Retail sales to increase by 3.3% during Christmas season
Just two days before the biggest shopping weekend of the year, Puerto Rico Trade predicted Tuesday that retail sales will increase by 3.3 percent during the Christmas season, if the pattern in local consumer purchases maintains the same growth rate registered in the period ended in September 2011, which was $2.9 billion.
“The results of the sales report ended September 2011 shows that the local consumer is optimistic of being able to make purchases as a result of the economic recovery Puerto Rico is experiencing,” said Economic Development and Commerce Secretary José Pérez-Riera, who also heads Puerto Rico Trade.
So far in 2011, retail sales have exceeded $28 billion.
“We feel positive and confident that this shopping pace will continue increasing and commercial establishments will have a period of economic prosperity in the best time of year, Christmas,” he said.
He said since mid-year, retails sales showed a steady growth, increasing by 4.6 percent in comparison to the same semester ended in June 2010.
“In recent months retail sales have reported positive results, managing to maintain a stable trend,” he said. “Puerto Rico Trade’s report shows a strong recovery in commercial economic activity during the month of September, which ended with $2.9 million in sales.”
According to the retail sales report for September, there was a growth of 2.9 percent in activity, which Pérez-Riera said were “encouraging” results that predict a brisk holiday shopping season.
The results of the sales report show an increased economic activity in commercial establishments through September. This trend, he said, indicates that retail outlets will resume their growth and their contribution to the economy of the island.
DACO ready for Black Friday
During a Tuesday morning news conference, Consumer Affairs Secretary Luis Rivera-Marín laid out the measures the agency will take to monitor retail establishments during the busy shopping season.
Among other things, the agency has implemented a system to enforce its Misleading Advertising and Practices Regulations, as well as orient businesses throughout the year. Rivera-Marín also said consumers are better educated about their rights and reporting violations back to the agency.
The most common violations by major retailers are advertising items that are not available, differences between the advertised price and insufficient items to last through the sale period.
Meanwhile, Rivera-Marín urged consumers to be prudent and above all to remain patient when making a purchase during Black Friday.
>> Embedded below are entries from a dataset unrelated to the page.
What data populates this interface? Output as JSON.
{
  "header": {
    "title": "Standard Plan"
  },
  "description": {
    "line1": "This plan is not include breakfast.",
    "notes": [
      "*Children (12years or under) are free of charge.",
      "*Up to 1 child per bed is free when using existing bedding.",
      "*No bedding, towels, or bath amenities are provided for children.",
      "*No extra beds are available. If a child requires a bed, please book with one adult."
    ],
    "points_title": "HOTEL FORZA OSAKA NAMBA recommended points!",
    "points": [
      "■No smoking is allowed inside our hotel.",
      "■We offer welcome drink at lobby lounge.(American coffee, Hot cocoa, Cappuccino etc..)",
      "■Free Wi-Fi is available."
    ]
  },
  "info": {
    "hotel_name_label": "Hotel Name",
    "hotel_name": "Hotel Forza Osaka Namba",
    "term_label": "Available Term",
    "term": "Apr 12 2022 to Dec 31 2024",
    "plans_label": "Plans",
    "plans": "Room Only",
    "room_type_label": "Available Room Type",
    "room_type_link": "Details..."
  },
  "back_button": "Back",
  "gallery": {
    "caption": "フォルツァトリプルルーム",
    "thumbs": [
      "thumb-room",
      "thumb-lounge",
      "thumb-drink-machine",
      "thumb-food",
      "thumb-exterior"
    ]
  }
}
“We always recommend consumers to visit stores without minor children so that they can avoid having them go missing. Read the store flyer carefully, check prices and return policies before buying, to make sure items can be exchanged for another of the same or lesser value and if retailers give back cash, if receipts are necessary and if there is a period within which to make returns,” he said.